Also, we have to mention Syphilis, which, fortunately, does not occur too often.
If someone is infected with Herpes Simplex Virus (HSV), the virus will, unfortunately, remain in the body throughout our lives.
Genital herpes is caused by the same virus as herpes on the lips. The difference is that another strain infects the vaginal area. In the case of primary infection, the complaints are serious: burning, painful urination, blisters, and ulcers are causing severe pain.
Herpes can recur again and again as the body carries the virus itself. Fortunately, recurrent infections tend to cause fewer complaints. In the case of herpes, antiviral agents can reduce the symptoms.
Is it necessary to test the sex partner?
For all sexually transmitted diseases, partner screening and treatment are also necessary.
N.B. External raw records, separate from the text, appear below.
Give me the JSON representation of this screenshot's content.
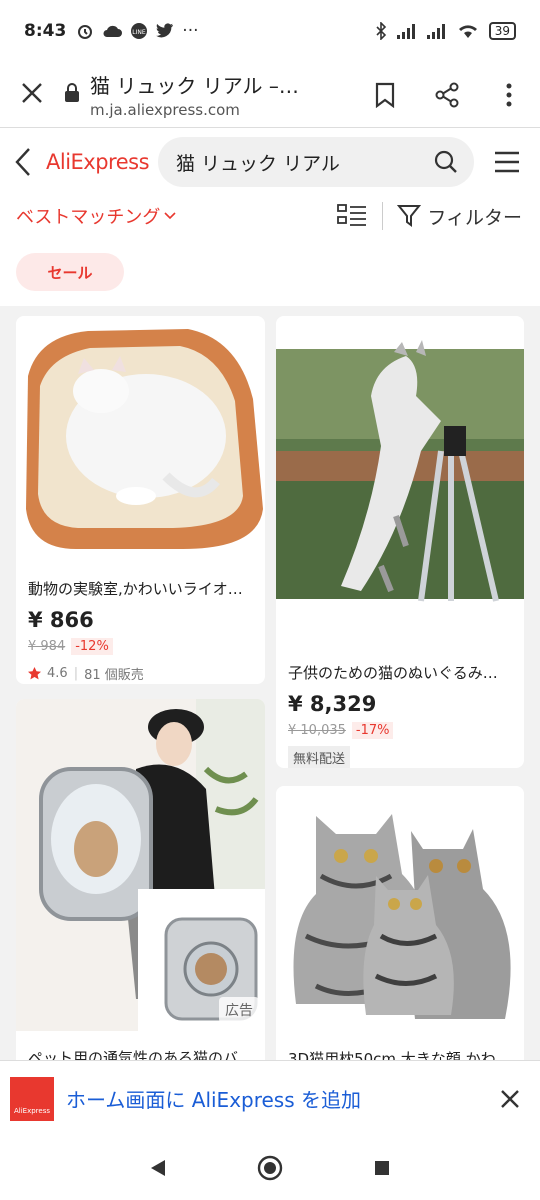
{
  "status_bar": {
    "time": "8:43",
    "battery": "39",
    "app_icons": [
      "alarm-icon",
      "cloud-icon",
      "line-icon",
      "twitter-icon",
      "more-icon"
    ]
  },
  "browser": {
    "page_title": "猫 リュック リアル –…",
    "url": "m.ja.aliexpress.com"
  },
  "header": {
    "logo": "AliExpress",
    "search_query": "猫 リュック リアル"
  },
  "toolbar": {
    "sort_label": "ベストマッチング",
    "filter_label": "フィルター"
  },
  "chip": {
    "label": "セール"
  },
  "products": [
    {
      "title": "動物の実験室,かわいいライオ…",
      "price": "¥ 866",
      "original": "¥ 984",
      "discount": "-12%",
      "rating": "4.6",
      "sold": "81 個販売"
    },
    {
      "title": "子供のための猫のぬいぐるみバ…",
      "price": "¥ 8,329",
      "original": "¥ 10,035",
      "discount": "-17%",
      "tag": "無料配送"
    },
    {
      "title": "ペット用の通気性のある猫のバ…",
      "ad_label": "広告"
    },
    {
      "title": "3D猫用枕50cm,大きな顔,かわ…"
    }
  ],
  "install_banner": {
    "text": "ホーム画面に AliExpress を追加",
    "logo_text": "AliExpress"
  },
  "colors": {
    "accent": "#e8382f",
    "link": "#1a5dd6"
  }
}
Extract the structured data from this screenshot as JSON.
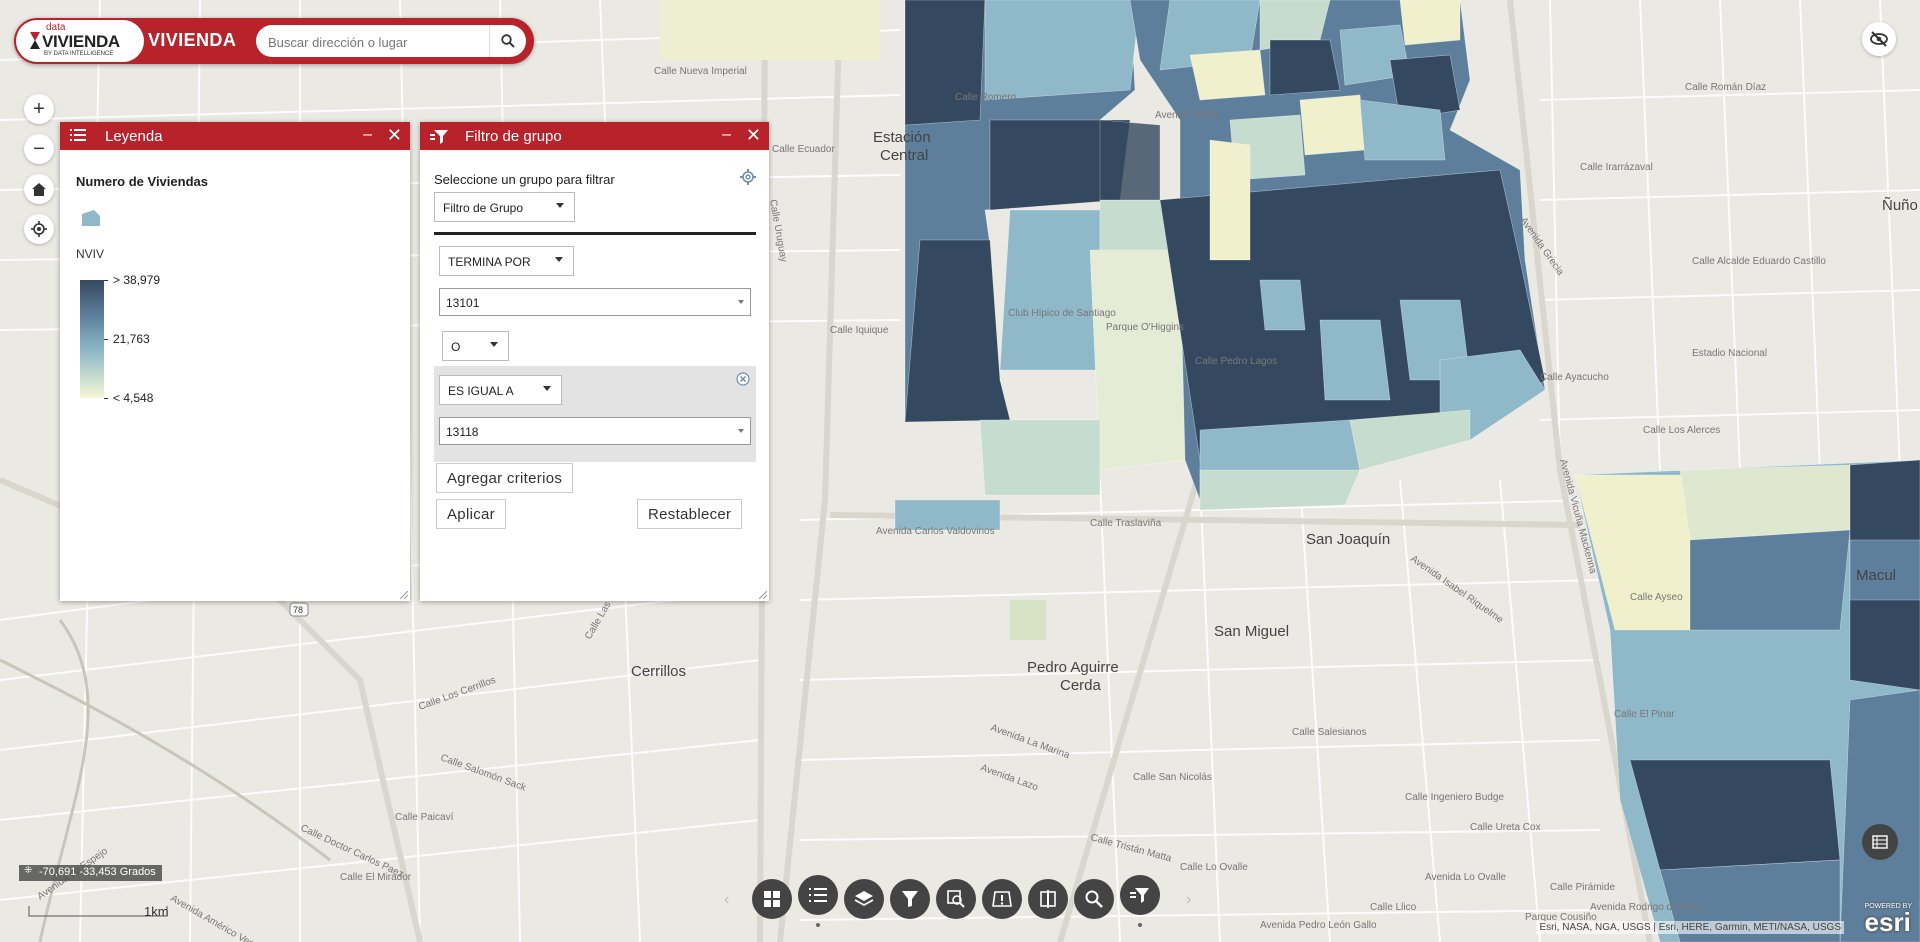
{
  "header": {
    "logo_small": "data",
    "logo_big": "VIVIENDA",
    "logo_sub": "BY DATA INTELLIGENCE",
    "title": "VIVIENDA"
  },
  "search": {
    "placeholder": "Buscar dirección o lugar"
  },
  "legend": {
    "title": "Leyenda",
    "layer_name": "Numero de Viviendas",
    "field": "NVIV",
    "high": "> 38,979",
    "mid": "21,763",
    "low": "< 4,548",
    "ramp_colors": [
      "#34495f",
      "#5e7f9b",
      "#8fb8c8",
      "#c6dccf",
      "#f7f6d6"
    ]
  },
  "filter": {
    "title": "Filtro de grupo",
    "prompt": "Seleccione un grupo para filtrar",
    "group_select": "Filtro de Grupo",
    "operator1": "TERMINA POR",
    "value1": "13101",
    "logic": "O",
    "operator2": "ES IGUAL A",
    "value2": "13118",
    "add_criteria": "Agregar criterios",
    "apply": "Aplicar",
    "reset": "Restablecer"
  },
  "map": {
    "places": {
      "estacion_central_1": "Estación",
      "estacion_central_2": "Central",
      "san_joaquin": "San Joaquín",
      "san_miguel": "San Miguel",
      "pac_1": "Pedro Aguirre",
      "pac_2": "Cerda",
      "cerrillos": "Cerrillos",
      "macul": "Macul",
      "nunoa": "Ñuño"
    },
    "streets": {
      "s1": "Calle Nueva Imperial",
      "s2": "Calle Ecuador",
      "s3": "Calle Iquique",
      "s4": "Avenida Carlos Valdovinos",
      "s5": "Calle Traslaviña",
      "s6": "Avenida Vicuña Mackenna",
      "s7": "Avenida Grecia",
      "s8": "Calle Los Alerces",
      "s9": "Calle El Pinar",
      "s10": "Calle Salesianos",
      "s11": "Calle San Nicolás",
      "s12": "Avenida Lo Ovalle",
      "s13": "Calle Alcalde Eduardo Castillo",
      "s14": "Avenida Rodrigo de Araya",
      "s15": "Estadio Nacional",
      "s16": "Parque O'Higgins",
      "s17": "Club Hípico de Santiago",
      "s18": "Calle Salomón Sack",
      "s19": "Calle Los Cerrillos",
      "s20": "Avenida Lo Espejo",
      "s21": "Calle Doctor Carlos Paez",
      "s22": "Calle El Mirador",
      "s23": "Calle Pedro Lagos",
      "s24": "Calle Ingeniero Budge",
      "s25": "Calle Ureta Cox",
      "s26": "Avenida La Marina",
      "s27": "Avenida Lazo",
      "s28": "Calle Tristán Matta",
      "s29": "Calle Lo Ovalle",
      "s30": "Calle Irarrázaval",
      "s31": "Calle Ayacucho",
      "s32": "Avenida Isabel Riquelme",
      "s33": "Calle Pirámide",
      "s34": "Calle Llico",
      "s35": "Avenida Pedro León Gallo",
      "s36": "Calle Román Díaz",
      "s37": "Parque Cousiño",
      "s38": "Calle Ayseo",
      "s39": "Calle Romero",
      "s40": "Avenida Matta",
      "s41": "Avenida Américo Vespucio",
      "s42": "Calle Las Rosas",
      "s43": "Calle Paicaví",
      "s44": "Calle Uruguay"
    },
    "route_shield": "78",
    "colors": {
      "dark": "#34495f",
      "mid_dark": "#5e7f9b",
      "mid": "#8fb8c8",
      "light": "#c6dccf",
      "pale": "#f0f0cc"
    }
  },
  "coords": "-70,691 -33,453 Grados",
  "scale": "1km",
  "attribution": "Esri, NASA, NGA, USGS | Esri, HERE, Garmin, METI/NASA, USGS",
  "esri_powered": "POWERED BY",
  "esri_brand": "esri",
  "toolbar": {
    "buttons": [
      "grid-icon",
      "legend-list-icon",
      "layers-icon",
      "filter-icon",
      "query-icon",
      "incident-icon",
      "swipe-icon",
      "search-icon",
      "group-filter-icon"
    ]
  }
}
HPV is the only exception because it rarely causes symptoms to men. They only have to do tests if they have complaints. This virus is responsible not only for the development of cervical cancer but also for papillomas and warts in genital areas, which can cause symptoms in both sexes.
How to treat sexually transmitted diseases?
Chlamydia, Gonorrhea, and Trich are treated with antibiotics, but unfortunately, there is no medicine for treating HPV. But there is prevention.
There are currently two types of vaccines available. The shots need to be given before starting sexual life. The reason for it is if someone has become sexually active, she may already have an HPV infection, and the vaccine may be less effective. Although vaccines protect against two to four strains, the patient may be infected with another strain. In such cases, of course, still worthwhile to administer the vaccine as it will at least protect against other strains.
Overall, the importance of prevention and proper treatment cannot be overemphasized. STD tests can eliminate the development of unpleasant symptoms or even a more severe disease.